Whenever I am giving advice to aspiring affiliate marketers (what a sad aspiration) it is to avoid amazon as much as possible. Link to what is good instead of what makes money. Linking to a single seller presents a massive and obvious bias. Of the 41 brands I currently track there are 11 of them with no significant amazon presence. Of the 2296 production lights on the site only 1507 (66) are at amazon. And of the 5563 outbound links only 27 of them are affiliated. It is more than a little fun sharing those numbers with people in the business. They immediate go from “please tell me your secrets” to “but then I won’t make any money!” Well that is the secret :slight_smile:

I agree. In fact that List helps guide what brands get added to the site. There is a 71% overlap between The List and my site because of that.

Based on that you shouldn’t like the Arbitrary List?
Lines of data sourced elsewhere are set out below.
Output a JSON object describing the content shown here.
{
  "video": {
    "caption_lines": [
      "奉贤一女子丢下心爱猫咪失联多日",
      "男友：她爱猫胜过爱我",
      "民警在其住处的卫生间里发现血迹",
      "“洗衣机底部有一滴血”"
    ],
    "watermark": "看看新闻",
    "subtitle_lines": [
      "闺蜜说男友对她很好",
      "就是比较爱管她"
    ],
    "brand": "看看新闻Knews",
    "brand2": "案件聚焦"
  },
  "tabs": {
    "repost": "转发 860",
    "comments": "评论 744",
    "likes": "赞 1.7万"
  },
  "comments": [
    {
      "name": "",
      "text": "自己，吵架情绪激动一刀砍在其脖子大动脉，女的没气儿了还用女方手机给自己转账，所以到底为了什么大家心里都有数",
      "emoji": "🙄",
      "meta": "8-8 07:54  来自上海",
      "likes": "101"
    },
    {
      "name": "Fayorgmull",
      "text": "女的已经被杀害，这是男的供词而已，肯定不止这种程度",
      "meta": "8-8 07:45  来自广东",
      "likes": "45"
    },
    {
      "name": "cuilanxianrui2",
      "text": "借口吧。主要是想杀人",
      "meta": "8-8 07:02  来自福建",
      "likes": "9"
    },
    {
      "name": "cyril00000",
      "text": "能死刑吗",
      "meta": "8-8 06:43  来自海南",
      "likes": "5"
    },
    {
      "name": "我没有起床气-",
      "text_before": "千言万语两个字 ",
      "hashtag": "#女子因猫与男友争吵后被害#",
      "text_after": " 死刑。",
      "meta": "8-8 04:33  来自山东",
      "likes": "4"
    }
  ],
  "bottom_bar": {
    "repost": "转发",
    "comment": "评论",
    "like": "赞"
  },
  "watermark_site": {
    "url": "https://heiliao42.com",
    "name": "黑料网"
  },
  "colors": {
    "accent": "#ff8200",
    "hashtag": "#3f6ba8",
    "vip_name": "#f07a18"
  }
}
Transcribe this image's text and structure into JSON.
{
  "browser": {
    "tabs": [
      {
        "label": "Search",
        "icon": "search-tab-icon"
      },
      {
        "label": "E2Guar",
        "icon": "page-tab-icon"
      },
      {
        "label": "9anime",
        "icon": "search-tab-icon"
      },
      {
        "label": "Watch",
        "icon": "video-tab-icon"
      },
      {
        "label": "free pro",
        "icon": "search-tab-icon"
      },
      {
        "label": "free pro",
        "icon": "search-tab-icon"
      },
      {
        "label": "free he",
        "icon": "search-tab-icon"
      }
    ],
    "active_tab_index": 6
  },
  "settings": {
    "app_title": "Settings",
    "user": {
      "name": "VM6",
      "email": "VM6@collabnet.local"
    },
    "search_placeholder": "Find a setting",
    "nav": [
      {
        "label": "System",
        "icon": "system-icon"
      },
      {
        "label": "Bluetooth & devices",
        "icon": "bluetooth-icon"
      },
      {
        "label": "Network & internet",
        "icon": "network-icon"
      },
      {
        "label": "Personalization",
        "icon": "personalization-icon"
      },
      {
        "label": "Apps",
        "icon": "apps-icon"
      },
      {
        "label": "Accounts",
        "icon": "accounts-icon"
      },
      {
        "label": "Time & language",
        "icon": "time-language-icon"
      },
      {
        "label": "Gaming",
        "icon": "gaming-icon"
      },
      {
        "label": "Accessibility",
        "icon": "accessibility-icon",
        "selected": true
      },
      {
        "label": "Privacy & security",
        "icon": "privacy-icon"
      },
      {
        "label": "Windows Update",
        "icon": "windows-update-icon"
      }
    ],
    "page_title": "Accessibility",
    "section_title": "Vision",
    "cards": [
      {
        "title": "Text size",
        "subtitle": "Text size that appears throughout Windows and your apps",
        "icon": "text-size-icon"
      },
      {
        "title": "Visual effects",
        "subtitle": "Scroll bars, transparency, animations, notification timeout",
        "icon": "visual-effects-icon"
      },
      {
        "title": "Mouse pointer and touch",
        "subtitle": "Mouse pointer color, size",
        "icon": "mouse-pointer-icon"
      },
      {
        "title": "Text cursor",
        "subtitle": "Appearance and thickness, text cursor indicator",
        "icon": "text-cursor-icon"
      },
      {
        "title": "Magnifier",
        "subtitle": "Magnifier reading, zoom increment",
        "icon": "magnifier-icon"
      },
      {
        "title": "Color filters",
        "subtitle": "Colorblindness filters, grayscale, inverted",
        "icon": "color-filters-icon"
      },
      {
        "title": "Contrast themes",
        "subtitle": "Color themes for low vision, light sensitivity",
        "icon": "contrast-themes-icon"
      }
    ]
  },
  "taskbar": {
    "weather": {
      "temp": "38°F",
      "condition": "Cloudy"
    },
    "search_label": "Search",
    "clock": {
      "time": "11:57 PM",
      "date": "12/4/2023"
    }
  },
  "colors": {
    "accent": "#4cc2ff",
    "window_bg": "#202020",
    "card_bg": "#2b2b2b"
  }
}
The List only has 25% overlap with your favorite lights. Sending people to it means they will almost certainly walk away with a light you don’t approve of :slight_smile:

You’ve certainly had the grandest ideas of what my site could be. And for that I’ll probably give you the entire database when I get hit by a bus. If anyone can make that wonderful vision happen it is you.

You’re right, I’m too harsh about the site. I’m just salty that so few of the items popular on BLF are listed in the database… and a bit confused about why. Something about it being a store, not a museum… and something about “I know it when I see it” when choosing what gets accepted or rejected from the site.

Normally I’d just add what I feel is missing, and for a while I thought I could since the site says to check out the sources on GitHub, but it’s not designed that way. It’s not the sort of project I can branch, fix, and submit patches for… and, coming from a free software background, that’s a little weird for me. So I probably overreact.

It looks like things are improving though. When I posted earlier, I hadn’t checked the site in a while. It appears that, since the last time I looked, the rate of Amazon links has dropped from 3/4ths to 2/3rds. That’s good progress; increasing the amount of links to smaller shops can really help people.

Mostly, I should try to keep in mind that the site isn’t for me. It’s not for people who read flashlight enthusiast forums frequently, since they probably already know what they want. If I understand correctly, it’s targeted at North American people who are pretty new to flashlights and need a guide for what’s available at stores they’ll feel comfortable with. And that’s okay. Not everything has to be about me. :slight_smile:

Yeah, that would be great.

Oh gosh, it looks like a blind street.
Thanks for all your input, many information gained. So it seems, we already have databases, and manuals for the tests possible to conduct in home conditions. Maybe not a consistent manual book, but at least areas known better than others.
So my concept must be abandoned.